§ Assignment
Retype all of the data without changing a single word.

§ Dataset records
********************

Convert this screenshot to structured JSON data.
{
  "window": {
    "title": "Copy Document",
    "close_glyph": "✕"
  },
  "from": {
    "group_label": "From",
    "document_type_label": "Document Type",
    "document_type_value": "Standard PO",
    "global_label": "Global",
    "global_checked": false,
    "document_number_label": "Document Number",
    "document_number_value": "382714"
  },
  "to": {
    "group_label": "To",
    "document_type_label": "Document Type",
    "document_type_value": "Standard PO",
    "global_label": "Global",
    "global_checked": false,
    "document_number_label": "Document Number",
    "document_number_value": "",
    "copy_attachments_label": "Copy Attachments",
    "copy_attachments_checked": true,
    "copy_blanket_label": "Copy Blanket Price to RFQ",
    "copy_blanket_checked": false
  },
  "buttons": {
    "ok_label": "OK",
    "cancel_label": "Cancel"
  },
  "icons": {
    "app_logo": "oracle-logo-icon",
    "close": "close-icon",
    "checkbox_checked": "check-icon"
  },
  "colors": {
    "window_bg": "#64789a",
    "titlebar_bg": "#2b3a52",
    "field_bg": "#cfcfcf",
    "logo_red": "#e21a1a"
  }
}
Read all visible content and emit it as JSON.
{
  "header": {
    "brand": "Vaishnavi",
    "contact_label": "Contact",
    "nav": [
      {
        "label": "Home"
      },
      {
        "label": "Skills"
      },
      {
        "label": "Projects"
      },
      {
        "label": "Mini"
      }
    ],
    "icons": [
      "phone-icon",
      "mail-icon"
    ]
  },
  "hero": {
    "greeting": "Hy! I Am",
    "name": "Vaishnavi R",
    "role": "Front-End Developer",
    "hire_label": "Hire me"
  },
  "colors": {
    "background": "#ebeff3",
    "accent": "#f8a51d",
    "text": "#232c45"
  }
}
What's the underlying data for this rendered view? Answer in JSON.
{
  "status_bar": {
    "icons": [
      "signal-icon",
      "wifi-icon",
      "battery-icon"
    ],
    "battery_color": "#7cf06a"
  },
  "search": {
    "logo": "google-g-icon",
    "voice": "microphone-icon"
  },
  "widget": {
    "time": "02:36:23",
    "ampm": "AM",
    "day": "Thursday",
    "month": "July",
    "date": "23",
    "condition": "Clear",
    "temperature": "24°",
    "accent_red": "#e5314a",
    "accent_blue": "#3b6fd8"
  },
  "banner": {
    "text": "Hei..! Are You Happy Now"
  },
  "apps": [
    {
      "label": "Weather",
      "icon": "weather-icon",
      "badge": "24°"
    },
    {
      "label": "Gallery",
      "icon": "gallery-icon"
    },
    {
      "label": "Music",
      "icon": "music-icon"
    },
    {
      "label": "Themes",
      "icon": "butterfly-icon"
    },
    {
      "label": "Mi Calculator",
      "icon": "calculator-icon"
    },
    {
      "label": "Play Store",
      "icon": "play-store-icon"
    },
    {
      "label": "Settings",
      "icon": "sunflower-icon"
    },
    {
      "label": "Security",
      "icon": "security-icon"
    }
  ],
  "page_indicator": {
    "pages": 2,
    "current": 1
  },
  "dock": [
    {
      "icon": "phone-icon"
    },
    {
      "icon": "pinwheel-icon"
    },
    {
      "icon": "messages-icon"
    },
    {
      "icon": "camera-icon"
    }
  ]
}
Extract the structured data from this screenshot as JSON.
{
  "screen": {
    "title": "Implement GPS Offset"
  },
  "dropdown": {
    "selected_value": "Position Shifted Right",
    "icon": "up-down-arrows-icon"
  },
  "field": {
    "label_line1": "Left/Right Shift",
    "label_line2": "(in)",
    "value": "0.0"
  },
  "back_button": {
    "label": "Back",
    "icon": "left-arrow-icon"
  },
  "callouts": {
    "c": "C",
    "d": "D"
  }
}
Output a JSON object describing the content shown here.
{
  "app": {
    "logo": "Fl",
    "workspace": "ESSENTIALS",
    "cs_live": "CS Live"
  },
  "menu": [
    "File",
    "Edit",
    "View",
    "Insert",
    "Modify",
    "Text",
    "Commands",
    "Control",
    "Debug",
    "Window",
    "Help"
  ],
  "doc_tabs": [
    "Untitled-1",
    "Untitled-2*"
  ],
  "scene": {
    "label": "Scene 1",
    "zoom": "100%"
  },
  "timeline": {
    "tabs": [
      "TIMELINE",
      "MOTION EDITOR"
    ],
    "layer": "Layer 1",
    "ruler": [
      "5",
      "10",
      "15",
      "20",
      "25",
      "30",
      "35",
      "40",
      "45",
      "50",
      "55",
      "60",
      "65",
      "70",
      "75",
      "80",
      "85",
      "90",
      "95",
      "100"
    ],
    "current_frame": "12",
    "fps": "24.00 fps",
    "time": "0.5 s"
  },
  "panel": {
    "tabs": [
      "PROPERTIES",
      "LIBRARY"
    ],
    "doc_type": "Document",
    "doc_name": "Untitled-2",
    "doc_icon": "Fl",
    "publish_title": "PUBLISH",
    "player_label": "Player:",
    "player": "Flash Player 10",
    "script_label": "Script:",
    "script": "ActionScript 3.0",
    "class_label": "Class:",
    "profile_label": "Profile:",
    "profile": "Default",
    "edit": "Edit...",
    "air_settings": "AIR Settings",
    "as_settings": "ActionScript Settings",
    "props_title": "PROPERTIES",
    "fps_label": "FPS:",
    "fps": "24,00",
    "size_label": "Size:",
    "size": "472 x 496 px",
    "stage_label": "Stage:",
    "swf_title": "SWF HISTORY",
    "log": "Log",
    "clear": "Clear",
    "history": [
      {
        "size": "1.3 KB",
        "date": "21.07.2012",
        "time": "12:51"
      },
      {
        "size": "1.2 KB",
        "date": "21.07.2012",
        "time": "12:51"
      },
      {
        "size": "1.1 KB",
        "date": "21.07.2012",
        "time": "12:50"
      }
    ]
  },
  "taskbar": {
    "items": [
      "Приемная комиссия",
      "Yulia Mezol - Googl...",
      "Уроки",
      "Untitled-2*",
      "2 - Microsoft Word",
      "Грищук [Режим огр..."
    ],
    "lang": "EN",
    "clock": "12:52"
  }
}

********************

§ Response to this task
Convert this screenshot to structured JSON data.
{
  "window": {
    "title": "Copy Document",
    "close_glyph": "✕"
  },
  "from": {
    "group_label": "From",
    "document_type_label": "Document Type",
    "document_type_value": "Standard PO",
    "global_label": "Global",
    "global_checked": false,
    "document_number_label": "Document Number",
    "document_number_value": "382714"
  },
  "to": {
    "group_label": "To",
    "document_type_label": "Document Type",
    "document_type_value": "Standard PO",
    "global_label": "Global",
    "global_checked": false,
    "document_number_label": "Document Number",
    "document_number_value": "",
    "copy_attachments_label": "Copy Attachments",
    "copy_attachments_checked": true,
    "copy_blanket_label": "Copy Blanket Price to RFQ",
    "copy_blanket_checked": false
  },
  "buttons": {
    "ok_label": "OK",
    "cancel_label": "Cancel"
  },
  "icons": {
    "app_logo": "oracle-logo-icon",
    "close": "close-icon",
    "checkbox_checked": "check-icon"
  },
  "colors": {
    "window_bg": "#64789a",
    "titlebar_bg": "#2b3a52",
    "field_bg": "#cfcfcf",
    "logo_red": "#e21a1a"
  }
}
Read all visible content and emit it as JSON.
{
  "header": {
    "brand": "Vaishnavi",
    "contact_label": "Contact",
    "nav": [
      {
        "label": "Home"
      },
      {
        "label": "Skills"
      },
      {
        "label": "Projects"
      },
      {
        "label": "Mini"
      }
    ],
    "icons": [
      "phone-icon",
      "mail-icon"
    ]
  },
  "hero": {
    "greeting": "Hy! I Am",
    "name": "Vaishnavi R",
    "role": "Front-End Developer",
    "hire_label": "Hire me"
  },
  "colors": {
    "background": "#ebeff3",
    "accent": "#f8a51d",
    "text": "#232c45"
  }
}
What's the underlying data for this rendered view? Answer in JSON.
{
  "status_bar": {
    "icons": [
      "signal-icon",
      "wifi-icon",
      "battery-icon"
    ],
    "battery_color": "#7cf06a"
  },
  "search": {
    "logo": "google-g-icon",
    "voice": "microphone-icon"
  },
  "widget": {
    "time": "02:36:23",
    "ampm": "AM",
    "day": "Thursday",
    "month": "July",
    "date": "23",
    "condition": "Clear",
    "temperature": "24°",
    "accent_red": "#e5314a",
    "accent_blue": "#3b6fd8"
  },
  "banner": {
    "text": "Hei..! Are You Happy Now"
  },
  "apps": [
    {
      "label": "Weather",
      "icon": "weather-icon",
      "badge": "24°"
    },
    {
      "label": "Gallery",
      "icon": "gallery-icon"
    },
    {
      "label": "Music",
      "icon": "music-icon"
    },
    {
      "label": "Themes",
      "icon": "butterfly-icon"
    },
    {
      "label": "Mi Calculator",
      "icon": "calculator-icon"
    },
    {
      "label": "Play Store",
      "icon": "play-store-icon"
    },
    {
      "label": "Settings",
      "icon": "sunflower-icon"
    },
    {
      "label": "Security",
      "icon": "security-icon"
    }
  ],
  "page_indicator": {
    "pages": 2,
    "current": 1
  },
  "dock": [
    {
      "icon": "phone-icon"
    },
    {
      "icon": "pinwheel-icon"
    },
    {
      "icon": "messages-icon"
    },
    {
      "icon": "camera-icon"
    }
  ]
}
Extract the structured data from this screenshot as JSON.
{
  "screen": {
    "title": "Implement GPS Offset"
  },
  "dropdown": {
    "selected_value": "Position Shifted Right",
    "icon": "up-down-arrows-icon"
  },
  "field": {
    "label_line1": "Left/Right Shift",
    "label_line2": "(in)",
    "value": "0.0"
  },
  "back_button": {
    "label": "Back",
    "icon": "left-arrow-icon"
  },
  "callouts": {
    "c": "C",
    "d": "D"
  }
}
Output a JSON object describing the content shown here.
{
  "app": {
    "logo": "Fl",
    "workspace": "ESSENTIALS",
    "cs_live": "CS Live"
  },
  "menu": [
    "File",
    "Edit",
    "View",
    "Insert",
    "Modify",
    "Text",
    "Commands",
    "Control",
    "Debug",
    "Window",
    "Help"
  ],
  "doc_tabs": [
    "Untitled-1",
    "Untitled-2*"
  ],
  "scene": {
    "label": "Scene 1",
    "zoom": "100%"
  },
  "timeline": {
    "tabs": [
      "TIMELINE",
      "MOTION EDITOR"
    ],
    "layer": "Layer 1",
    "ruler": [
      "5",
      "10",
      "15",
      "20",
      "25",
      "30",
      "35",
      "40",
      "45",
      "50",
      "55",
      "60",
      "65",
      "70",
      "75",
      "80",
      "85",
      "90",
      "95",
      "100"
    ],
    "current_frame": "12",
    "fps": "24.00 fps",
    "time": "0.5 s"
  },
  "panel": {
    "tabs": [
      "PROPERTIES",
      "LIBRARY"
    ],
    "doc_type": "Document",
    "doc_name": "Untitled-2",
    "doc_icon": "Fl",
    "publish_title": "PUBLISH",
    "player_label": "Player:",
    "player": "Flash Player 10",
    "script_label": "Script:",
    "script": "ActionScript 3.0",
    "class_label": "Class:",
    "profile_label": "Profile:",
    "profile": "Default",
    "edit": "Edit...",
    "air_settings": "AIR Settings",
    "as_settings": "ActionScript Settings",
    "props_title": "PROPERTIES",
    "fps_label": "FPS:",
    "fps": "24,00",
    "size_label": "Size:",
    "size": "472 x 496 px",
    "stage_label": "Stage:",
    "swf_title": "SWF HISTORY",
    "log": "Log",
    "clear": "Clear",
    "history": [
      {
        "size": "1.3 KB",
        "date": "21.07.2012",
        "time": "12:51"
      },
      {
        "size": "1.2 KB",
        "date": "21.07.2012",
        "time": "12:51"
      },
      {
        "size": "1.1 KB",
        "date": "21.07.2012",
        "time": "12:50"
      }
    ]
  },
  "taskbar": {
    "items": [
      "Приемная комиссия",
      "Yulia Mezol - Googl...",
      "Уроки",
      "Untitled-2*",
      "2 - Microsoft Word",
      "Грищук [Режим огр..."
    ],
    "lang": "EN",
    "clock": "12:52"
  }
}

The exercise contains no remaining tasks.